    What happens if by chance there is a slowdown. In 2011, there was virtually NO new construction. But that didn’t stop people from coming here. In that circumstance, an 18%/ 22% mandate might indeed stiffle creation – where a lower figure might just keep them building. 18% of zero is nothing. 13% of a reduced figure still provides housing.

    And of course. with the next election, that “18%” gets changed again (and again). I think state law provided the stability that local limits don’t.

  • erikschn

    Ah Wiener, always the Dick about these things! Well, those of who know Wiener and his long career before he changed his image to run for state senate, know that he has always hated poor people and couldn’t care less about what happens to them. But he’s always there for the wealthy, white and privileged!

  • Heart

    Also worth noting: Tech, developers, venture capitalists, realtors association and apartment owners association have given beaucoup bucks to Weiner, Chiu, BARF and YIMBYs. Follow the $$$$$.

    • sfsquirrel

      You reminded me to add to my list of alternative solutions to build, baby, build: Lets make SF a sanctuary city from Citizens United. Get the money the hell out of politics. Then maybe those “poor put-upon” developers can put that money into building affordable housing.

    • goodmaab

      Ethics violations of Chiu and wiener are part of the history as well…

  • DragonflyBeach

    “By Tim Redmond”
    M’kay, thanks for playing.

  • goodmaab

    Follow wiener and chiu’s bed linens and it takes you back to Parkmerced and the monster in the mission…. More profiteering for those developers able to afford the lobbyists and get to the state capital daily…..

  • Yonathan Randolph

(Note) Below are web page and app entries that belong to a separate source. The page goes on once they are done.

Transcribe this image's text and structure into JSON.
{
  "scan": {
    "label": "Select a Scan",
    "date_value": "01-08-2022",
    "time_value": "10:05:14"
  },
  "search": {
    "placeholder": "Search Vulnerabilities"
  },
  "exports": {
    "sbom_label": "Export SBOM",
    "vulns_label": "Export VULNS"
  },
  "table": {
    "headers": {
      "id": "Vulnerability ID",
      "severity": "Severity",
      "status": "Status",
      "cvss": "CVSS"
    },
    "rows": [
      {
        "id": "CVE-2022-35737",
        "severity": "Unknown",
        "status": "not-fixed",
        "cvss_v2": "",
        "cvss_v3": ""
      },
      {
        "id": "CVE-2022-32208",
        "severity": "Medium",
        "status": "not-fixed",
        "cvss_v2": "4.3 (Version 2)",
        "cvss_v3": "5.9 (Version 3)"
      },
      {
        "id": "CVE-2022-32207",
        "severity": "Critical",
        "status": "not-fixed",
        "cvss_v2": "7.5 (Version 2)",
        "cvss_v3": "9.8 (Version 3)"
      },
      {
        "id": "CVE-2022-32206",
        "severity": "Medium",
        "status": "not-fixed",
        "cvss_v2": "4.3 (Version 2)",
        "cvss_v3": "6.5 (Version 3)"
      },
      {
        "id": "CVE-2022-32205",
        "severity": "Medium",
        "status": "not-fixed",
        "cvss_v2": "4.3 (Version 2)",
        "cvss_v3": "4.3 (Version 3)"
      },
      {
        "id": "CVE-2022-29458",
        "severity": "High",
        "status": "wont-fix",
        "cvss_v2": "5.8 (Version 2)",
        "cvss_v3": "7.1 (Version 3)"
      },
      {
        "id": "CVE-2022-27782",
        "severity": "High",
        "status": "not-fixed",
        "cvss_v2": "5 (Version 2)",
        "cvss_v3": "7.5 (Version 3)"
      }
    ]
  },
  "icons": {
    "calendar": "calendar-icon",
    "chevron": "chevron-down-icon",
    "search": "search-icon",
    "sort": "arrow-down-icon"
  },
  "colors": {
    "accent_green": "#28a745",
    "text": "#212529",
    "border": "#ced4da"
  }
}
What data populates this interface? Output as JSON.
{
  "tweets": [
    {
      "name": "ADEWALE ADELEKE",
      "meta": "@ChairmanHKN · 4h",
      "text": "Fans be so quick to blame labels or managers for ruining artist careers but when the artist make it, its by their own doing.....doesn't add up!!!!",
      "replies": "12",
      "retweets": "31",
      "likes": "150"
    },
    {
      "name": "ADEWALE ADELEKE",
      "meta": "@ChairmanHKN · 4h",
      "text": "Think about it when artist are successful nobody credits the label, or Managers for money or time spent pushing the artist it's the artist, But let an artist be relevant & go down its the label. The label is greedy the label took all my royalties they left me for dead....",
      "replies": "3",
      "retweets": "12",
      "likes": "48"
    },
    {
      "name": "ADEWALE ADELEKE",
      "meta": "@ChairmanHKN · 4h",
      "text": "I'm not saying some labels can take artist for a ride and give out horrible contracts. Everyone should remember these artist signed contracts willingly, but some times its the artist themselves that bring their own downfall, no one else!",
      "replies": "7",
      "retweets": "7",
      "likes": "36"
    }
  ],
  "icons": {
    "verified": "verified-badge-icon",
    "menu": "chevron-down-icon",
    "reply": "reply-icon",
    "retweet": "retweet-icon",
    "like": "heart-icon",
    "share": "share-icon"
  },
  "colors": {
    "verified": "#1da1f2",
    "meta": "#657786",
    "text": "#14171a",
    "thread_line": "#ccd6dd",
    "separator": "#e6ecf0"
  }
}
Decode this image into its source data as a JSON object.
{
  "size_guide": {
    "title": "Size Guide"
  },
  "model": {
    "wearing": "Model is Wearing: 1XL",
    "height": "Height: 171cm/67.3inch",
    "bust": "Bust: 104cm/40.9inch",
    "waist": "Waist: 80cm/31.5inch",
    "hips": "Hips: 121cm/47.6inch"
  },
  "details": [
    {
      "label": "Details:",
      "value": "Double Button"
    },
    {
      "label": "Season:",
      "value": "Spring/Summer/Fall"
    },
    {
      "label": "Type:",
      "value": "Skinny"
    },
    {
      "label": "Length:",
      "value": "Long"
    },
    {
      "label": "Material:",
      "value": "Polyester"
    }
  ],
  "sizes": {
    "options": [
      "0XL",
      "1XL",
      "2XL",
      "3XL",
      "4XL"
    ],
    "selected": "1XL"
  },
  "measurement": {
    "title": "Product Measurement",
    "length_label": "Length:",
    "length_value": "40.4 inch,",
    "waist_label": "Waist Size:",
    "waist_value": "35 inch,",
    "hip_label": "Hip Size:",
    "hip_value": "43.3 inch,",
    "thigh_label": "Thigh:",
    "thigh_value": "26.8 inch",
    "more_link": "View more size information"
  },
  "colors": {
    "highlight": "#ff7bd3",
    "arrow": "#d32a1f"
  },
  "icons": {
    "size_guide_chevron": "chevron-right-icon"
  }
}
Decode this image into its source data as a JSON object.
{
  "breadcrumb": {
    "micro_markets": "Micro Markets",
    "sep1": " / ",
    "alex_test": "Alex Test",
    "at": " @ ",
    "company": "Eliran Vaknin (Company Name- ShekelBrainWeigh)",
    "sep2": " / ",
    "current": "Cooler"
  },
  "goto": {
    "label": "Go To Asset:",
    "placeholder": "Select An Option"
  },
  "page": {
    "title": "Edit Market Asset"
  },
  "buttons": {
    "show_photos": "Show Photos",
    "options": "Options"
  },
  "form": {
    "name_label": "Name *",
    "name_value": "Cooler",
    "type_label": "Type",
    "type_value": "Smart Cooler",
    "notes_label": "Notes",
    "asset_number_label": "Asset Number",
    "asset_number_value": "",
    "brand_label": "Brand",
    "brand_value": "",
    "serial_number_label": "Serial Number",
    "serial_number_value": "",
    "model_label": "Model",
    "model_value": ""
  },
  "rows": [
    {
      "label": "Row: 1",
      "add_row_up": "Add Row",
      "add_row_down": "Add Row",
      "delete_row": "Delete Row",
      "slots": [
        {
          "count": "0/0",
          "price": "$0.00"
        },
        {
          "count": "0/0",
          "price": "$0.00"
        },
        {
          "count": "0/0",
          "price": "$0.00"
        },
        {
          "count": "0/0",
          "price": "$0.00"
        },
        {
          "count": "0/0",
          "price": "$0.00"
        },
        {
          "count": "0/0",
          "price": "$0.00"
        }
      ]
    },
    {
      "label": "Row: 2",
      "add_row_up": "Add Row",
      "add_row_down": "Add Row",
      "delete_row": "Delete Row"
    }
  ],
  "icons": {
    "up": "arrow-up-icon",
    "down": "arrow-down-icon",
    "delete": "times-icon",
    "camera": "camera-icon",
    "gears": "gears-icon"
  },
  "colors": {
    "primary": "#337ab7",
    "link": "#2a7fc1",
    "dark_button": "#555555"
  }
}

    It’s worth repeating a bit more context on AB-915.First, Wiener’s amendment makes explicit the feasibility assumption that the Inclusionary Housing bill makes. If you think the Affordable Housing Fee on density bonus units is fully justified, then you have nothing to fear from Wiener’s amendment. The supervisors have decided to set the Affordable Housing Fee on density bonus supposedly as high as is feasible, including on units that are awarded under the State Density Bonus. What this means is that they have rejected the density bonus approach of incentivizing the construction of low-income housing and have decided to depend entirely on mandating low-income housing. The downside of mandating low-income housing at the maximum predicted feasibility is that for lots where the prediction is wrong, none of the housing is built, exacerbating the housing shortage.Secondly, the Inclusionary Housing bill that sets the Affordable Housing Fee does not, on its face, require AB-915 at all! Instead, is legally justified by the Residential Nexus Analysis, a backwards sophism (which also happens to be the basis of Tim Redmond’s “more housing makes the crisis worse” article which he keeps linking to). If you think the Residential Nexus Analysis will withstand judicial scrutiny, then there is no need to pass AB-915 at all.

  • Shlomo von Glickstein

    BECAUSE HE’S A PATHETIC CORPORATE DEMOCRATIC WHORE WHO HAS TAKEN TONS OF CASH FROM DEVELOPERS SEEKING TO CONTINUE THE PERPETUATION OF SF’S GENTRIFICATION… HOPEFULLY A PROGRESSIVE WILL PRIMARY HIM AND HE’LL BE TOAST….WHAT A FUCKING FRAUD HE’S BEEN ALL HIS LIFE…

  • Bobinsf

    Why is Scott Wiener trying to undermine affordable housing in SF? Could it be that he’s a corporate democrat that takes money from republican supporters that are trying to get rid of affordable housing and rent control? It’s a no-brainer.

  • sebra leaves

    Learn about the bills and actions you can take:
    https://zrants.wordpress.com/resistance/